What: "Adult" BMX game. Details: Memo to Acclaim: Adding a few minutes of gratuitous female toplessness to a mediocre game will yield only a mediocre game with a Mature rating. The company unwisely used its cash to license the appearances of dancers from Scores, the New York strip club, who appear only after players have explored every nook and cranny of the game and placed first in a series of mundane BMX biking challenges. It's all quite a chore and not worth the quick video clips that supposedly reward the effort (note that the PS2 version edits out the nekkidness anyway). The game is also loaded with obscene language and adult humor, although it's unlikely that anyone beyond the eighth grade will laugh at it. The game doesn't stand out graphically; the female bike riders you can create, with or without shirts, look like jagged-polygon figurines. Nor is there much depth to game play, in keeping with earlier, subpar Acclaim BMX releases (formerly sold under the Dave Mirra label). There's no track editor, which leaves just a handful of single- and two-player modes. Bottom line: A flat tire of a game.

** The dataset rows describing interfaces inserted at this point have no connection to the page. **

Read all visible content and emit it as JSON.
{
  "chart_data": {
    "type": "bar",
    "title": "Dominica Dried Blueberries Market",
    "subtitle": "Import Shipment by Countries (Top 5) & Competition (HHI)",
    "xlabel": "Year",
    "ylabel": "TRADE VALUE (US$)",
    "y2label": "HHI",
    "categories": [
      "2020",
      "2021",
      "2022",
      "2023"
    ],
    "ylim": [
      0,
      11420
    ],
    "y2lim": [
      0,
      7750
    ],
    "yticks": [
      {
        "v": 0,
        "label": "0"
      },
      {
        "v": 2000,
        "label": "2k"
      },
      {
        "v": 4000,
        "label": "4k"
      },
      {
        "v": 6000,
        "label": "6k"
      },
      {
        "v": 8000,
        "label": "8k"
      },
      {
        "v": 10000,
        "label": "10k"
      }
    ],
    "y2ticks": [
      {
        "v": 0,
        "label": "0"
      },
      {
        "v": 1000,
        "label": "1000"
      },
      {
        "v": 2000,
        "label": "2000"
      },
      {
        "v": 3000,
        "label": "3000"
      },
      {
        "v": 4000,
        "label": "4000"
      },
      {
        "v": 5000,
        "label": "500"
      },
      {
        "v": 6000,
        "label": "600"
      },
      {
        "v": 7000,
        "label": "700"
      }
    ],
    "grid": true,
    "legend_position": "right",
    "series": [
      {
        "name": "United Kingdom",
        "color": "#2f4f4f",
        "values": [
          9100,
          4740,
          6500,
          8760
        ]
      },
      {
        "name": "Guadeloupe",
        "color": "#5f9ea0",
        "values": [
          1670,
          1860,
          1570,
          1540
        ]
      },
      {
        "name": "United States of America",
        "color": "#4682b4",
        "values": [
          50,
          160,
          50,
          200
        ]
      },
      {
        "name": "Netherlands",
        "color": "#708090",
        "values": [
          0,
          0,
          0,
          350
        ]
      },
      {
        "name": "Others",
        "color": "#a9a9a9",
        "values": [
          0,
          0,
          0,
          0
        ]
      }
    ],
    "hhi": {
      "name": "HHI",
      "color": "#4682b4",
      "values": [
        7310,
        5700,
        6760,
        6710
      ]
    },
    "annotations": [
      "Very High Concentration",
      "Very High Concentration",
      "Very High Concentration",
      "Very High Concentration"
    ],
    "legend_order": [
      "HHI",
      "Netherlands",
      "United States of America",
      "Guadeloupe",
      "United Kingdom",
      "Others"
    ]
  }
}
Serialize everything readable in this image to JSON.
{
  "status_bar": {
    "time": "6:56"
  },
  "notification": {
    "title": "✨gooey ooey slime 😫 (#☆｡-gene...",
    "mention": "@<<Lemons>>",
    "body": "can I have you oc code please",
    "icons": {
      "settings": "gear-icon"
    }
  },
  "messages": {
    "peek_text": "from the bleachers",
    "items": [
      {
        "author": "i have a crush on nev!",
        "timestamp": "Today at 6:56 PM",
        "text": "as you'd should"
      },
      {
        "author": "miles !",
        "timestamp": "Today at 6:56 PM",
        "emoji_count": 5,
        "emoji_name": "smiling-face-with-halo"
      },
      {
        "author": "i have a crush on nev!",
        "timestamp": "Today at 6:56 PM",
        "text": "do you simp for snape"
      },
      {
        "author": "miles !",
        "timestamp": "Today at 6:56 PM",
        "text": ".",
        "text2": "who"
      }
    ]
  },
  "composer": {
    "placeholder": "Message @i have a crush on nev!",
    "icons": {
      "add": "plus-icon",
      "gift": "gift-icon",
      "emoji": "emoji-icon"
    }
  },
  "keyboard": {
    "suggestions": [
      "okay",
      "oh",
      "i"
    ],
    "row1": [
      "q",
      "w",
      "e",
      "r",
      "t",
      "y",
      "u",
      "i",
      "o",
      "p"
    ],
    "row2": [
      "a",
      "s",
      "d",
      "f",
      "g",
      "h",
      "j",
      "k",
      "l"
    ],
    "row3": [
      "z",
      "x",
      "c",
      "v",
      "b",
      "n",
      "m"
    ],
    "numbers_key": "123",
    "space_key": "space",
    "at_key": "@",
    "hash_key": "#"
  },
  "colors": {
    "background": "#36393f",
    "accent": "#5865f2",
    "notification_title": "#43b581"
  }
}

-- John Gaudiosi

PlayStation 2, GameCube, Xbox, $50

SCOOBY-DOO CASE FILE #1: THE GLOWING BUG MAN, Learning Company

What: Education-free TV tie-in for kids. Details: Don't be taken in by the Learning Company's stamp on the box or by the fact that this story takes place in a natural history museum; there's no knowledge to be gained here. Kids will not learn a single fact about dinosaurs, fluorescent minerals or insects -- but they will have a good time. The story is typically Scooby-dubious: The dog and his human pals have wound up at the Kudzula County Museum of Natural History, where a Glowing Bug Man has messed up the exhibits and scared off the visitors. Players must straighten up the displays in the museum, using skills such as logical thinking and sequencing in a series of challenges involving puzzles and mazes. After each exhibit is put to rights, players find clues that lead them, through process of elimination and a helpful chart, to identify the culprit from among five suspects on the museum staff (for example, finding a parking pass rules out someone who rides his bike to work). My daughters, Rachel, 8, and Sara, almost 6, spent a couple of hours on a rainy Saturday working through the game on the middle skill level; Rachel especially enjoyed the mosaic puzzle, and Sara got a kick out of a silly conveyor-belt game. Everything worked and was self-explanatory, and the kids were having too much fun to care that the "story" didn't make much sense. Bottom line: Scooby-Doable, and fun, too. -- Elizabeth Chang

Win 95 or newer/Win 2000, $25, ages 5 to 10

Minority Report: Save your money for the DVD.A new junk-mail filter tries to can the spam.Kids won't learn a thing from the Learning Company's Scooby-Doo game, but it is fun.